Dataset rows for apps and sites:
##############################
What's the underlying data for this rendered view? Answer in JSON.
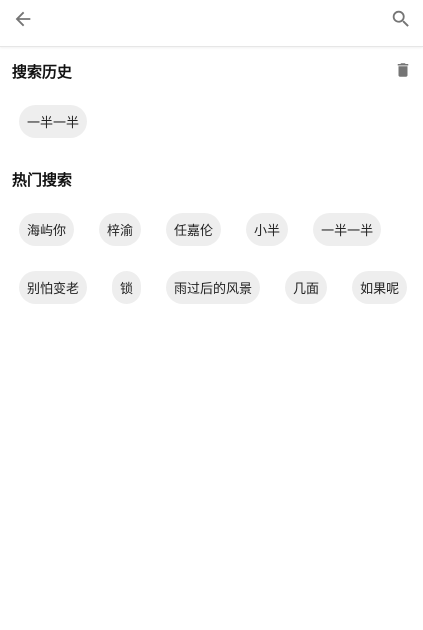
{
  "toolbar": {
    "back_icon": "arrow-back-icon",
    "search_icon": "search-icon"
  },
  "history": {
    "title": "搜索历史",
    "delete_icon": "trash-icon",
    "items": [
      "一半一半"
    ]
  },
  "hot": {
    "title": "热门搜索",
    "items": [
      "海屿你",
      "梓渝",
      "任嘉伦",
      "小半",
      "一半一半",
      "别怕变老",
      "锁",
      "雨过后的风景",
      "几面",
      "如果呢"
    ]
  },
  "colors": {
    "chip_background": "#eeeeee",
    "icon_gray": "#757575",
    "text": "#111111"
  }
}
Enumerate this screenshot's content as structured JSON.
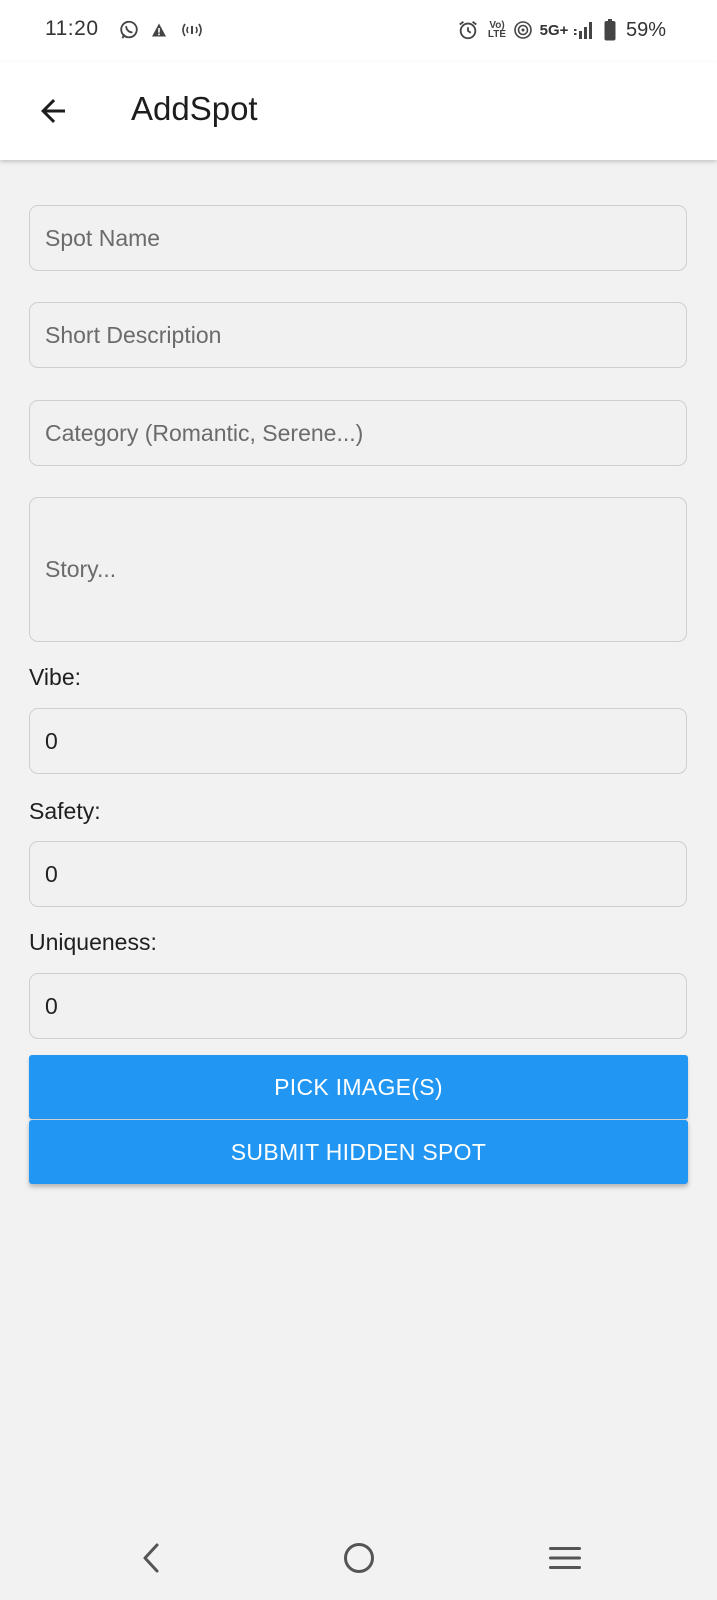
{
  "status_bar": {
    "time": "11:20",
    "left_icons": [
      "whatsapp-icon",
      "warning-icon",
      "hotspot-icon"
    ],
    "right_icons": [
      "alarm-icon",
      "volte-icon",
      "wifi-calling-icon",
      "signal-icon",
      "battery-icon"
    ],
    "network": "5G+",
    "volte_top": "Vo)",
    "volte_bottom": "LTE",
    "battery": "59%"
  },
  "app_bar": {
    "back_icon": "arrow-left-icon",
    "title": "AddSpot"
  },
  "form": {
    "spot_name_placeholder": "Spot Name",
    "short_description_placeholder": "Short Description",
    "category_placeholder": "Category (Romantic, Serene...)",
    "story_placeholder": "Story...",
    "vibe_label": "Vibe:",
    "vibe_value": "0",
    "safety_label": "Safety:",
    "safety_value": "0",
    "uniqueness_label": "Uniqueness:",
    "uniqueness_value": "0"
  },
  "buttons": {
    "pick_images": "PICK IMAGE(S)",
    "submit": "SUBMIT HIDDEN SPOT"
  },
  "nav_bar": {
    "icons": [
      "nav-back-icon",
      "nav-home-icon",
      "nav-recents-icon"
    ]
  },
  "colors": {
    "accent": "#2196f3",
    "background": "#f2f2f2",
    "app_bar": "#ffffff"
  }
}
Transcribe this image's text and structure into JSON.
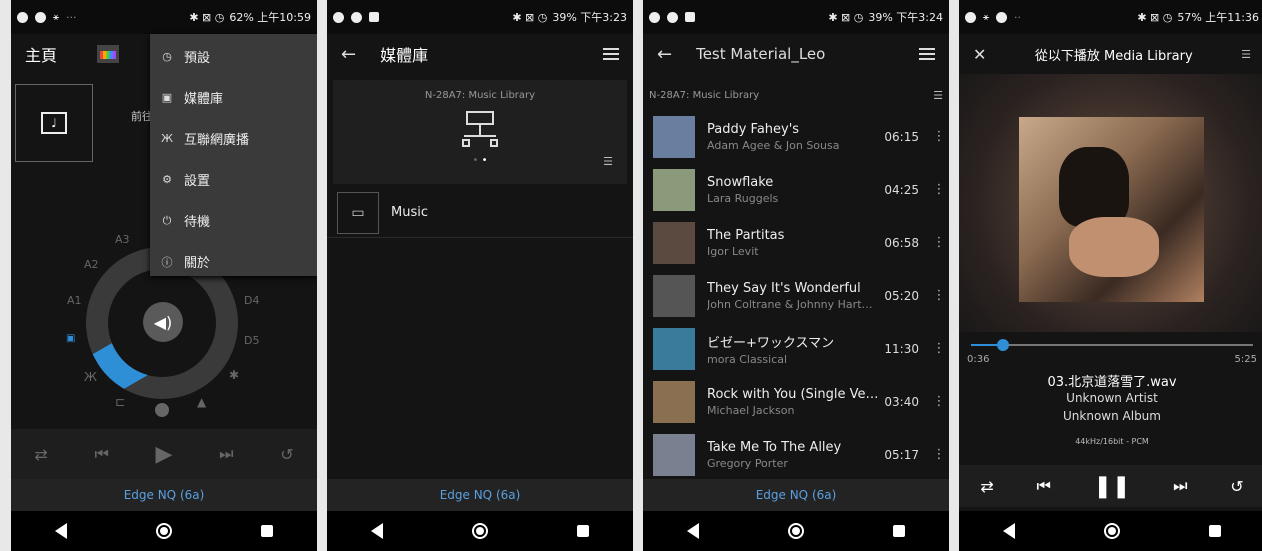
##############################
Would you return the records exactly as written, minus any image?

What's the underlying data for this rendered view? Answer in JSON.
{
  "toolbar": {
    "back_icon": "arrow-back-icon",
    "search_icon": "search-icon"
  },
  "history": {
    "title": "搜索历史",
    "delete_icon": "trash-icon",
    "items": [
      "一半一半"
    ]
  },
  "hot": {
    "title": "热门搜索",
    "items": [
      "海屿你",
      "梓渝",
      "任嘉伦",
      "小半",
      "一半一半",
      "别怕变老",
      "锁",
      "雨过后的风景",
      "几面",
      "如果呢"
    ]
  },
  "colors": {
    "chip_background": "#eeeeee",
    "icon_gray": "#757575",
    "text": "#111111"
  }
}
Enumerate this screenshot's content as structured JSON.
{
  "status_bar": {
    "time": "11:20",
    "left_icons": [
      "whatsapp-icon",
      "warning-icon",
      "hotspot-icon"
    ],
    "right_icons": [
      "alarm-icon",
      "volte-icon",
      "wifi-calling-icon",
      "signal-icon",
      "battery-icon"
    ],
    "network": "5G+",
    "volte_top": "Vo)",
    "volte_bottom": "LTE",
    "battery": "59%"
  },
  "app_bar": {
    "back_icon": "arrow-left-icon",
    "title": "AddSpot"
  },
  "form": {
    "spot_name_placeholder": "Spot Name",
    "short_description_placeholder": "Short Description",
    "category_placeholder": "Category (Romantic, Serene...)",
    "story_placeholder": "Story...",
    "vibe_label": "Vibe:",
    "vibe_value": "0",
    "safety_label": "Safety:",
    "safety_value": "0",
    "uniqueness_label": "Uniqueness:",
    "uniqueness_value": "0"
  },
  "buttons": {
    "pick_images": "PICK IMAGE(S)",
    "submit": "SUBMIT HIDDEN SPOT"
  },
  "nav_bar": {
    "icons": [
      "nav-back-icon",
      "nav-home-icon",
      "nav-recents-icon"
    ]
  },
  "colors": {
    "accent": "#2196f3",
    "background": "#f2f2f2",
    "app_bar": "#ffffff"
  }
}
Transcribe this image's text and structure into JSON.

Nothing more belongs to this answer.